WHAT THE TASK ASKS → Write the entries below out again exactly; any picture in them stays out.

Dataset entries:
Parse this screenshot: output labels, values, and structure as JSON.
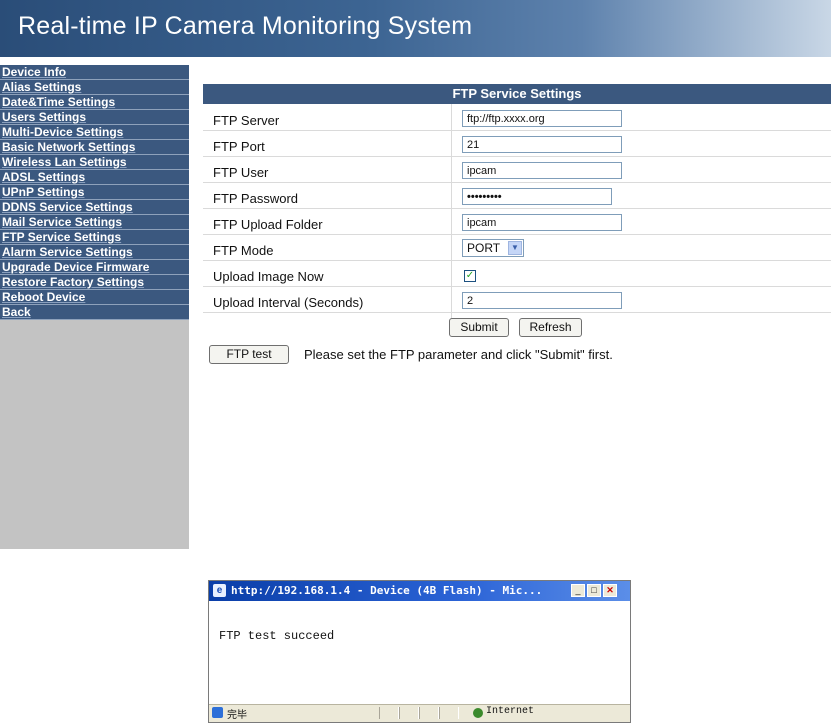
{
  "header": {
    "title": "Real-time IP Camera Monitoring System"
  },
  "sidebar": {
    "items": [
      "Device Info",
      "Alias Settings",
      "Date&Time Settings",
      "Users Settings",
      "Multi-Device Settings",
      "Basic Network Settings",
      "Wireless Lan Settings",
      "ADSL Settings",
      "UPnP Settings",
      "DDNS Service Settings",
      "Mail Service Settings",
      "FTP Service Settings",
      "Alarm Service Settings",
      "Upgrade Device Firmware",
      "Restore Factory Settings",
      "Reboot Device",
      "Back"
    ]
  },
  "ftp": {
    "title": "FTP Service Settings",
    "server_label": "FTP Server",
    "server_value": "ftp://ftp.xxxx.org",
    "port_label": "FTP Port",
    "port_value": "21",
    "user_label": "FTP User",
    "user_value": "ipcam",
    "password_label": "FTP Password",
    "password_value": "•••••••••",
    "folder_label": "FTP Upload Folder",
    "folder_value": "ipcam",
    "mode_label": "FTP Mode",
    "mode_value": "PORT",
    "upload_now_label": "Upload Image Now",
    "upload_now_checked": true,
    "interval_label": "Upload Interval (Seconds)",
    "interval_value": "2",
    "submit_label": "Submit",
    "refresh_label": "Refresh",
    "test_label": "FTP test",
    "hint": "Please set the FTP parameter and click \"Submit\" first."
  },
  "popup": {
    "title": "http://192.168.1.4 - Device (4B Flash) - Mic...",
    "body": "FTP test succeed",
    "status_left": "完毕",
    "status_zone": "Internet"
  },
  "colors": {
    "menu_bg": "#3b587f",
    "sidebar_bg": "#c3c3c3",
    "banner": "#2a4d78"
  }
}
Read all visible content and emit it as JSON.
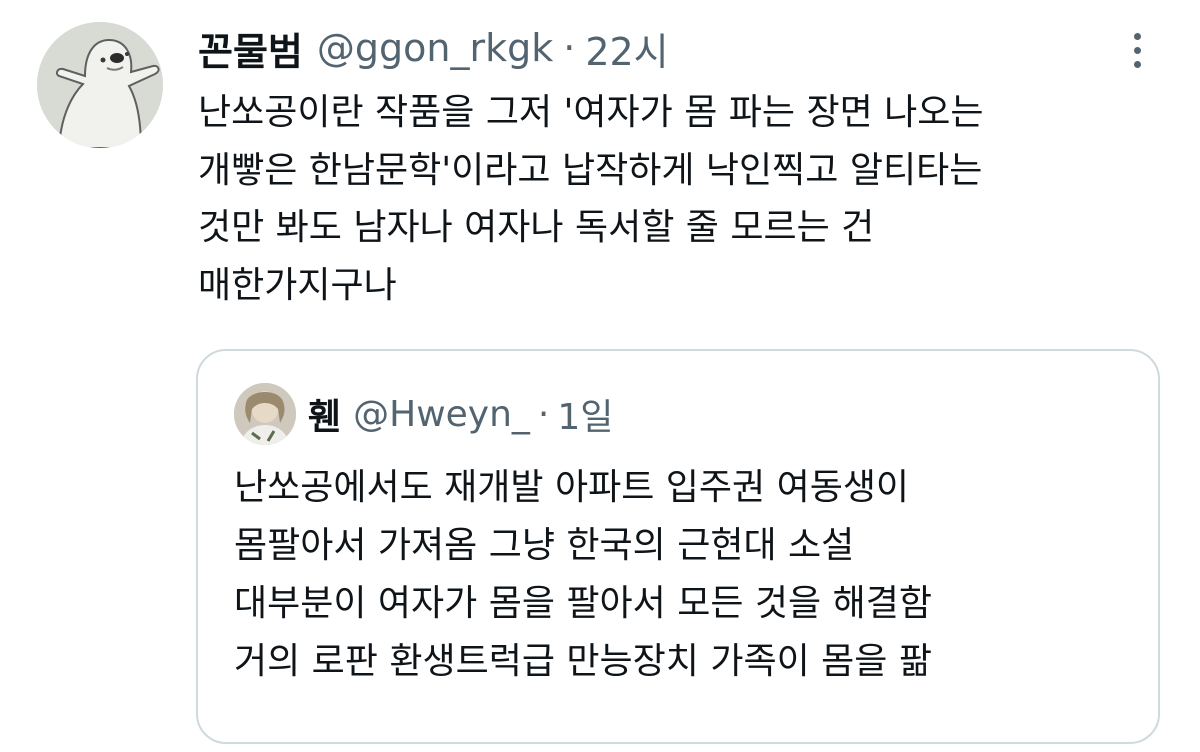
{
  "tweet": {
    "author_name": "꼰물범",
    "author_handle": "@ggon_rkgk",
    "separator": "·",
    "time": "22시",
    "lines": [
      "난쏘공이란 작품을 그저 '여자가 몸 파는 장면 나오는",
      "개빻은 한남문학'이라고 납작하게 낙인찍고 알티타는",
      "것만 봐도 남자나 여자나 독서할 줄 모르는 건",
      "매한가지구나"
    ]
  },
  "quote": {
    "author_name": "휀",
    "author_handle": "@Hweyn_",
    "separator": "·",
    "time": "1일",
    "lines": [
      "난쏘공에서도 재개발 아파트 입주권 여동생이",
      "몸팔아서 가져옴 그냥 한국의 근현대 소설",
      "대부분이 여자가 몸을 팔아서 모든 것을 해결함",
      "거의 로판 환생트럭급 만능장치 가족이 몸을 팖"
    ]
  },
  "icons": {
    "avatar": "seal-avatar-icon",
    "more": "more-options-icon",
    "quote_avatar": "user-photo-avatar"
  },
  "colors": {
    "text_primary": "#0f1419",
    "text_secondary": "#536471",
    "border": "#cfd9de"
  }
}
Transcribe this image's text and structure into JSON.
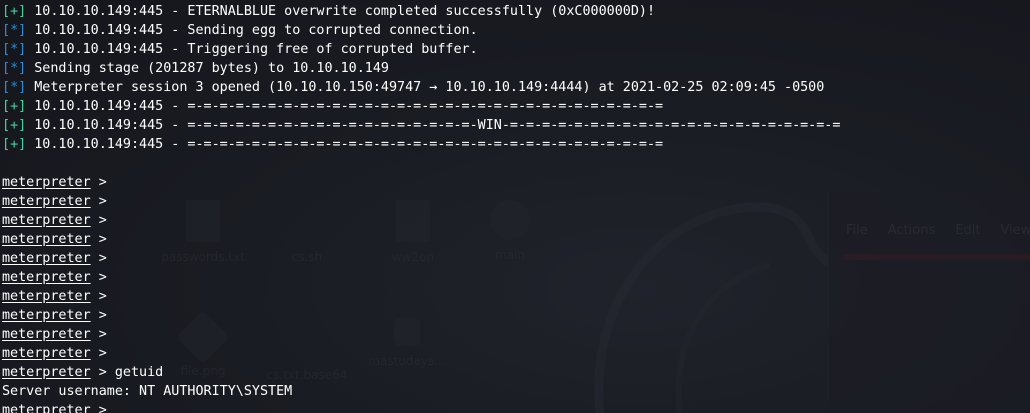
{
  "terminal": {
    "output_lines": [
      {
        "tag": "+",
        "text": "10.10.10.149:445 - ETERNALBLUE overwrite completed successfully (0xC000000D)!"
      },
      {
        "tag": "*",
        "text": "10.10.10.149:445 - Sending egg to corrupted connection."
      },
      {
        "tag": "*",
        "text": "10.10.10.149:445 - Triggering free of corrupted buffer."
      },
      {
        "tag": "*",
        "text": "Sending stage (201287 bytes) to 10.10.10.149"
      },
      {
        "tag": "*",
        "text": "Meterpreter session 3 opened (10.10.10.150:49747 → 10.10.10.149:4444) at 2021-02-25 02:09:45 -0500"
      },
      {
        "tag": "+",
        "text": "10.10.10.149:445 - =-=-=-=-=-=-=-=-=-=-=-=-=-=-=-=-=-=-=-=-=-=-=-=-=-=-=-=-=-="
      },
      {
        "tag": "+",
        "text": "10.10.10.149:445 - =-=-=-=-=-=-=-=-=-=-=-=-=-=-=-=-=-=-WIN-=-=-=-=-=-=-=-=-=-=-=-=-=-=-=-=-=-=-=-=-="
      },
      {
        "tag": "+",
        "text": "10.10.10.149:445 - =-=-=-=-=-=-=-=-=-=-=-=-=-=-=-=-=-=-=-=-=-=-=-=-=-=-=-=-=-="
      }
    ],
    "prompt_label": "meterpreter",
    "prompt_symbol": " >",
    "empty_prompt_count": 10,
    "command": "getuid",
    "result": "Server username: NT AUTHORITY\\SYSTEM"
  },
  "colors": {
    "plus_tag": "#3fd39c",
    "star_tag": "#2e8bd6",
    "text": "#ffffff",
    "background": "#16171d"
  }
}
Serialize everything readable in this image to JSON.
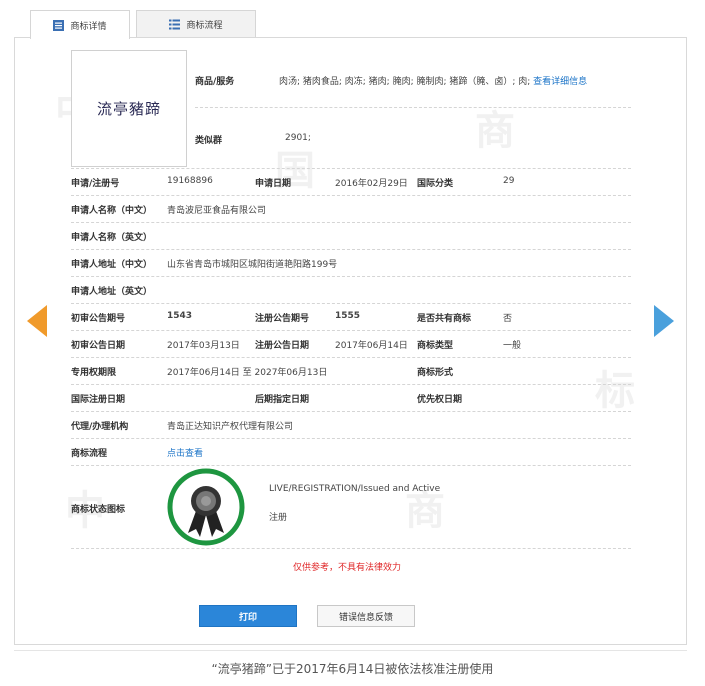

WRITTEN SOLUTION →
Parse this screenshot: output labels, values, and structure as JSON.
{
  "header": {
    "title": "Real-time IP Camera Monitoring System"
  },
  "sidebar": {
    "items": [
      "Device Info",
      "Alias Settings",
      "Date&Time Settings",
      "Users Settings",
      "Multi-Device Settings",
      "Basic Network Settings",
      "Wireless Lan Settings",
      "ADSL Settings",
      "UPnP Settings",
      "DDNS Service Settings",
      "Mail Service Settings",
      "FTP Service Settings",
      "Alarm Service Settings",
      "Upgrade Device Firmware",
      "Restore Factory Settings",
      "Reboot Device",
      "Back"
    ]
  },
  "ftp": {
    "title": "FTP Service Settings",
    "server_label": "FTP Server",
    "server_value": "ftp://ftp.xxxx.org",
    "port_label": "FTP Port",
    "port_value": "21",
    "user_label": "FTP User",
    "user_value": "ipcam",
    "password_label": "FTP Password",
    "password_value": "•••••••••",
    "folder_label": "FTP Upload Folder",
    "folder_value": "ipcam",
    "mode_label": "FTP Mode",
    "mode_value": "PORT",
    "upload_now_label": "Upload Image Now",
    "upload_now_checked": true,
    "interval_label": "Upload Interval (Seconds)",
    "interval_value": "2",
    "submit_label": "Submit",
    "refresh_label": "Refresh",
    "test_label": "FTP test",
    "hint": "Please set the FTP parameter and click \"Submit\" first."
  },
  "popup": {
    "title": "http://192.168.1.4 - Device (4B Flash) - Mic...",
    "body": "FTP test succeed",
    "status_left": "完毕",
    "status_zone": "Internet"
  },
  "colors": {
    "menu_bg": "#3b587f",
    "sidebar_bg": "#c3c3c3",
    "banner": "#2a4d78"
  }
}
Read all visible content and emit it as JSON.
{
  "tweet": {
    "author_name": "꼰물범",
    "author_handle": "@ggon_rkgk",
    "separator": "·",
    "time": "22시",
    "lines": [
      "난쏘공이란 작품을 그저 '여자가 몸 파는 장면 나오는",
      "개빻은 한남문학'이라고 납작하게 낙인찍고 알티타는",
      "것만 봐도 남자나 여자나 독서할 줄 모르는 건",
      "매한가지구나"
    ]
  },
  "quote": {
    "author_name": "휀",
    "author_handle": "@Hweyn_",
    "separator": "·",
    "time": "1일",
    "lines": [
      "난쏘공에서도 재개발 아파트 입주권 여동생이",
      "몸팔아서 가져옴 그냥 한국의 근현대 소설",
      "대부분이 여자가 몸을 팔아서 모든 것을 해결함",
      "거의 로판 환생트럭급 만능장치 가족이 몸을 팖"
    ]
  },
  "icons": {
    "avatar": "seal-avatar-icon",
    "more": "more-options-icon",
    "quote_avatar": "user-photo-avatar"
  },
  "colors": {
    "text_primary": "#0f1419",
    "text_secondary": "#536471",
    "border": "#cfd9de"
  }
}
Transcribe this image's text and structure into JSON.
{
  "terminal": {
    "output_lines": [
      {
        "tag": "+",
        "text": "10.10.10.149:445 - ETERNALBLUE overwrite completed successfully (0xC000000D)!"
      },
      {
        "tag": "*",
        "text": "10.10.10.149:445 - Sending egg to corrupted connection."
      },
      {
        "tag": "*",
        "text": "10.10.10.149:445 - Triggering free of corrupted buffer."
      },
      {
        "tag": "*",
        "text": "Sending stage (201287 bytes) to 10.10.10.149"
      },
      {
        "tag": "*",
        "text": "Meterpreter session 3 opened (10.10.10.150:49747 → 10.10.10.149:4444) at 2021-02-25 02:09:45 -0500"
      },
      {
        "tag": "+",
        "text": "10.10.10.149:445 - =-=-=-=-=-=-=-=-=-=-=-=-=-=-=-=-=-=-=-=-=-=-=-=-=-=-=-=-=-="
      },
      {
        "tag": "+",
        "text": "10.10.10.149:445 - =-=-=-=-=-=-=-=-=-=-=-=-=-=-=-=-=-=-WIN-=-=-=-=-=-=-=-=-=-=-=-=-=-=-=-=-=-=-=-=-="
      },
      {
        "tag": "+",
        "text": "10.10.10.149:445 - =-=-=-=-=-=-=-=-=-=-=-=-=-=-=-=-=-=-=-=-=-=-=-=-=-=-=-=-=-="
      }
    ],
    "prompt_label": "meterpreter",
    "prompt_symbol": " >",
    "empty_prompt_count": 10,
    "command": "getuid",
    "result": "Server username: NT AUTHORITY\\SYSTEM"
  },
  "colors": {
    "plus_tag": "#3fd39c",
    "star_tag": "#2e8bd6",
    "text": "#ffffff",
    "background": "#16171d"
  }
}
Serialize everything readable in this image to JSON.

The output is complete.